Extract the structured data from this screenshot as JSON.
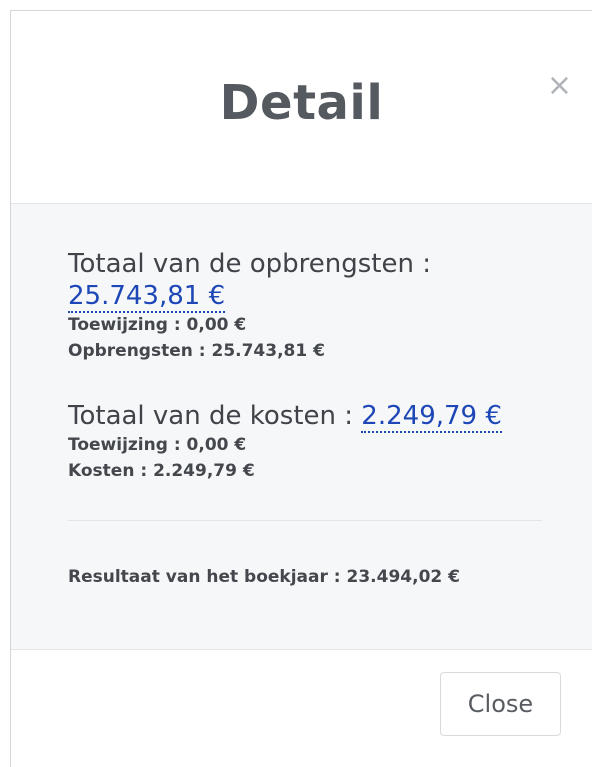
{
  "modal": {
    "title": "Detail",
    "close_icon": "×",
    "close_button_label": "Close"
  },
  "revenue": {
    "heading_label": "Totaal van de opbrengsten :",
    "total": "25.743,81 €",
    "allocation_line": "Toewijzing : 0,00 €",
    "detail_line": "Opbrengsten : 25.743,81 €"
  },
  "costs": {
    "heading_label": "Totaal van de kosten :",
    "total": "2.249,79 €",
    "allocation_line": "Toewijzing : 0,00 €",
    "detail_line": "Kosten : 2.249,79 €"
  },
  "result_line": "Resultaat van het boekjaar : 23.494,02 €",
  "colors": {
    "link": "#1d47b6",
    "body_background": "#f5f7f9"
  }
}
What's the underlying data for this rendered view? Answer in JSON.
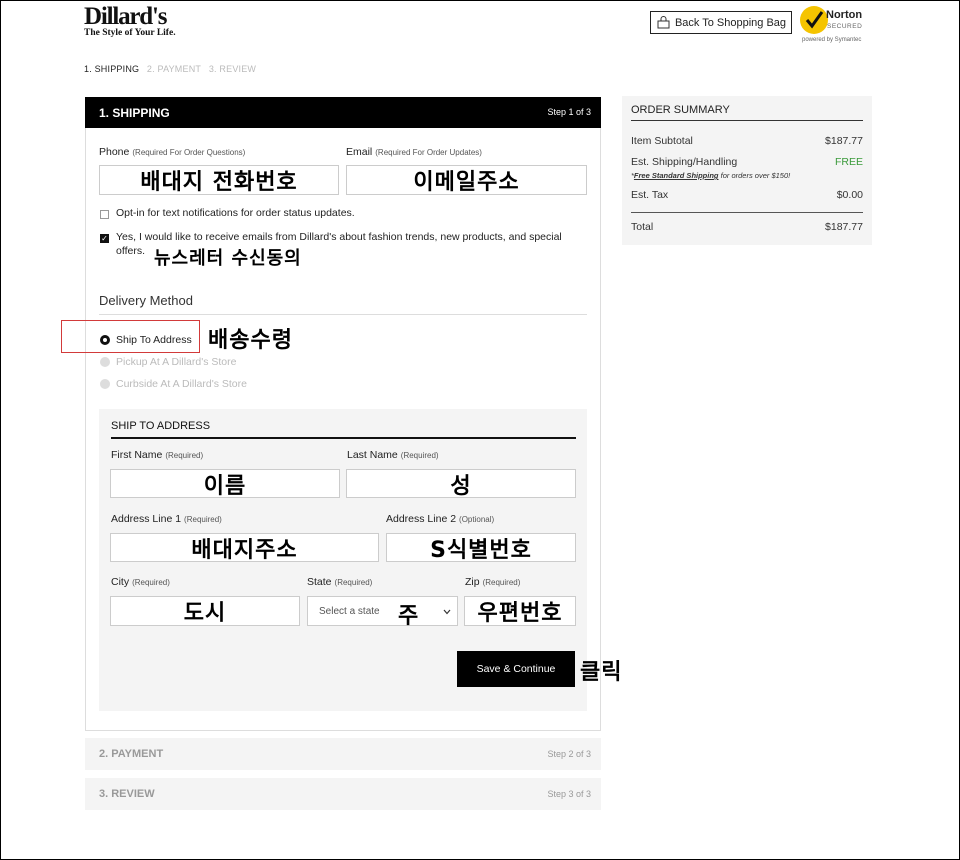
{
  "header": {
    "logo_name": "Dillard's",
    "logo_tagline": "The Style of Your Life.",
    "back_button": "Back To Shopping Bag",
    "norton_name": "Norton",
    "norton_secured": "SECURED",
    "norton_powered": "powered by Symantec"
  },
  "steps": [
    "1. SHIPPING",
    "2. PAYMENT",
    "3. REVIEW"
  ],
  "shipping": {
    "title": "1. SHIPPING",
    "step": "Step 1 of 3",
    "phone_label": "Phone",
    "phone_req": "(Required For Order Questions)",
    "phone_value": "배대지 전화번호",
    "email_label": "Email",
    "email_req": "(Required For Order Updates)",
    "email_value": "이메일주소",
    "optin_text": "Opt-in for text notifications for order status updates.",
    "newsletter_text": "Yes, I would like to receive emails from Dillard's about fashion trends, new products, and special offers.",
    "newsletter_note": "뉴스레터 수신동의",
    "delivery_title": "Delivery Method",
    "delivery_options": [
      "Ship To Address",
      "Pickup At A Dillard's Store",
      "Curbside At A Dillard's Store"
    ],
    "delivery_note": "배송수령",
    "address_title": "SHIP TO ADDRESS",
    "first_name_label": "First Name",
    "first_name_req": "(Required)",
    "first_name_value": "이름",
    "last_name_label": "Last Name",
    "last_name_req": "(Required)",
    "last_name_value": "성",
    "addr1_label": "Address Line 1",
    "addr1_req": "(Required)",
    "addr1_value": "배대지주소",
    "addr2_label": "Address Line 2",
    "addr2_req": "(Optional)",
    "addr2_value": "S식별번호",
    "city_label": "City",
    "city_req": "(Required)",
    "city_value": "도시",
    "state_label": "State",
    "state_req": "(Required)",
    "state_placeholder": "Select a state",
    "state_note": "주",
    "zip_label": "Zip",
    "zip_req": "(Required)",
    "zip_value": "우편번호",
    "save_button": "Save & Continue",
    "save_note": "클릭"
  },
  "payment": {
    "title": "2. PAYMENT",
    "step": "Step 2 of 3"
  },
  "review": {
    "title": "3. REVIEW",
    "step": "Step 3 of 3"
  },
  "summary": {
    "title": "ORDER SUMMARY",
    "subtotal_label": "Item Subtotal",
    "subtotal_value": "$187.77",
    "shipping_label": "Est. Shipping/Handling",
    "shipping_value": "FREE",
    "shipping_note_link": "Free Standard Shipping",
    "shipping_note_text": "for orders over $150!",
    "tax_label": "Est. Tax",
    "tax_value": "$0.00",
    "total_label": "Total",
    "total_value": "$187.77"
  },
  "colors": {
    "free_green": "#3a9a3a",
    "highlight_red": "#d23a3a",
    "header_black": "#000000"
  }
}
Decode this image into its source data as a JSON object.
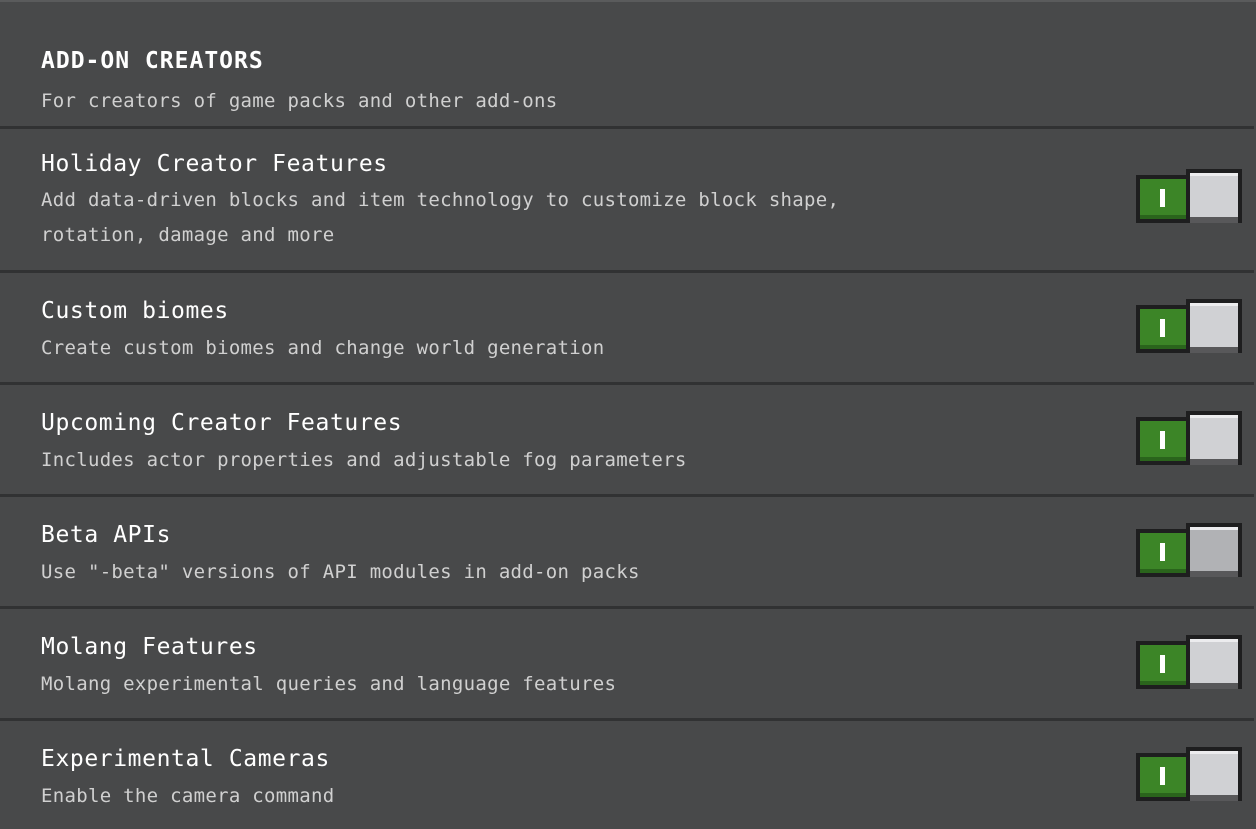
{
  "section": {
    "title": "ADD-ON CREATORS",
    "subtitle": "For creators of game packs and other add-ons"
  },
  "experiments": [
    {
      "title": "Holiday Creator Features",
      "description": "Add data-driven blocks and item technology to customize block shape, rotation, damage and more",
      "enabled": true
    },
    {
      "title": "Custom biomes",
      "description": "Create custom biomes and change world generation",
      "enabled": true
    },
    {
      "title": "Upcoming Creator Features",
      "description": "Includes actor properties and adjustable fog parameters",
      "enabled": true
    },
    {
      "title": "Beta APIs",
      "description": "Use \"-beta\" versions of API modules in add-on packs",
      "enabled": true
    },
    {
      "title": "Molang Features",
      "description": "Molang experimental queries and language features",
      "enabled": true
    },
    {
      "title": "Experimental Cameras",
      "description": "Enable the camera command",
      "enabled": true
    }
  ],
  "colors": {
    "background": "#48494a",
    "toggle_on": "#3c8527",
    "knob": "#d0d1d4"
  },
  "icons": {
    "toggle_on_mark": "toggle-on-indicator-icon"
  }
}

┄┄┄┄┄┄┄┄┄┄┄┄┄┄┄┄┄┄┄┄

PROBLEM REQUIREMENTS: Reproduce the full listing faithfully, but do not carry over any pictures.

RESPONSE TO THE TASK:
Extract the structured data from this screenshot as JSON.
{
  "modal": {
    "title": "Detail",
    "close_icon": "×",
    "close_button_label": "Close"
  },
  "revenue": {
    "heading_label": "Totaal van de opbrengsten :",
    "total": "25.743,81 €",
    "allocation_line": "Toewijzing : 0,00 €",
    "detail_line": "Opbrengsten : 25.743,81 €"
  },
  "costs": {
    "heading_label": "Totaal van de kosten :",
    "total": "2.249,79 €",
    "allocation_line": "Toewijzing : 0,00 €",
    "detail_line": "Kosten : 2.249,79 €"
  },
  "result_line": "Resultaat van het boekjaar : 23.494,02 €",
  "colors": {
    "link": "#1d47b6",
    "body_background": "#f5f7f9"
  }
}
What's the underlying data for this rendered view? Answer in JSON.
{
  "header": {
    "logo_name": "Dillard's",
    "logo_tagline": "The Style of Your Life.",
    "back_button": "Back To Shopping Bag",
    "norton_name": "Norton",
    "norton_secured": "SECURED",
    "norton_powered": "powered by Symantec"
  },
  "steps": [
    "1. SHIPPING",
    "2. PAYMENT",
    "3. REVIEW"
  ],
  "shipping": {
    "title": "1. SHIPPING",
    "step": "Step 1 of 3",
    "phone_label": "Phone",
    "phone_req": "(Required For Order Questions)",
    "phone_value": "배대지 전화번호",
    "email_label": "Email",
    "email_req": "(Required For Order Updates)",
    "email_value": "이메일주소",
    "optin_text": "Opt-in for text notifications for order status updates.",
    "newsletter_text": "Yes, I would like to receive emails from Dillard's about fashion trends, new products, and special offers.",
    "newsletter_note": "뉴스레터 수신동의",
    "delivery_title": "Delivery Method",
    "delivery_options": [
      "Ship To Address",
      "Pickup At A Dillard's Store",
      "Curbside At A Dillard's Store"
    ],
    "delivery_note": "배송수령",
    "address_title": "SHIP TO ADDRESS",
    "first_name_label": "First Name",
    "first_name_req": "(Required)",
    "first_name_value": "이름",
    "last_name_label": "Last Name",
    "last_name_req": "(Required)",
    "last_name_value": "성",
    "addr1_label": "Address Line 1",
    "addr1_req": "(Required)",
    "addr1_value": "배대지주소",
    "addr2_label": "Address Line 2",
    "addr2_req": "(Optional)",
    "addr2_value": "S식별번호",
    "city_label": "City",
    "city_req": "(Required)",
    "city_value": "도시",
    "state_label": "State",
    "state_req": "(Required)",
    "state_placeholder": "Select a state",
    "state_note": "주",
    "zip_label": "Zip",
    "zip_req": "(Required)",
    "zip_value": "우편번호",
    "save_button": "Save & Continue",
    "save_note": "클릭"
  },
  "payment": {
    "title": "2. PAYMENT",
    "step": "Step 2 of 3"
  },
  "review": {
    "title": "3. REVIEW",
    "step": "Step 3 of 3"
  },
  "summary": {
    "title": "ORDER SUMMARY",
    "subtotal_label": "Item Subtotal",
    "subtotal_value": "$187.77",
    "shipping_label": "Est. Shipping/Handling",
    "shipping_value": "FREE",
    "shipping_note_link": "Free Standard Shipping",
    "shipping_note_text": "for orders over $150!",
    "tax_label": "Est. Tax",
    "tax_value": "$0.00",
    "total_label": "Total",
    "total_value": "$187.77"
  },
  "colors": {
    "free_green": "#3a9a3a",
    "highlight_red": "#d23a3a",
    "header_black": "#000000"
  }
}
Decode this image into its source data as a JSON object.
{
  "section": {
    "title": "ADD-ON CREATORS",
    "subtitle": "For creators of game packs and other add-ons"
  },
  "experiments": [
    {
      "title": "Holiday Creator Features",
      "description": "Add data-driven blocks and item technology to customize block shape, rotation, damage and more",
      "enabled": true
    },
    {
      "title": "Custom biomes",
      "description": "Create custom biomes and change world generation",
      "enabled": true
    },
    {
      "title": "Upcoming Creator Features",
      "description": "Includes actor properties and adjustable fog parameters",
      "enabled": true
    },
    {
      "title": "Beta APIs",
      "description": "Use \"-beta\" versions of API modules in add-on packs",
      "enabled": true
    },
    {
      "title": "Molang Features",
      "description": "Molang experimental queries and language features",
      "enabled": true
    },
    {
      "title": "Experimental Cameras",
      "description": "Enable the camera command",
      "enabled": true
    }
  ],
  "colors": {
    "background": "#48494a",
    "toggle_on": "#3c8527",
    "knob": "#d0d1d4"
  },
  "icons": {
    "toggle_on_mark": "toggle-on-indicator-icon"
  }
}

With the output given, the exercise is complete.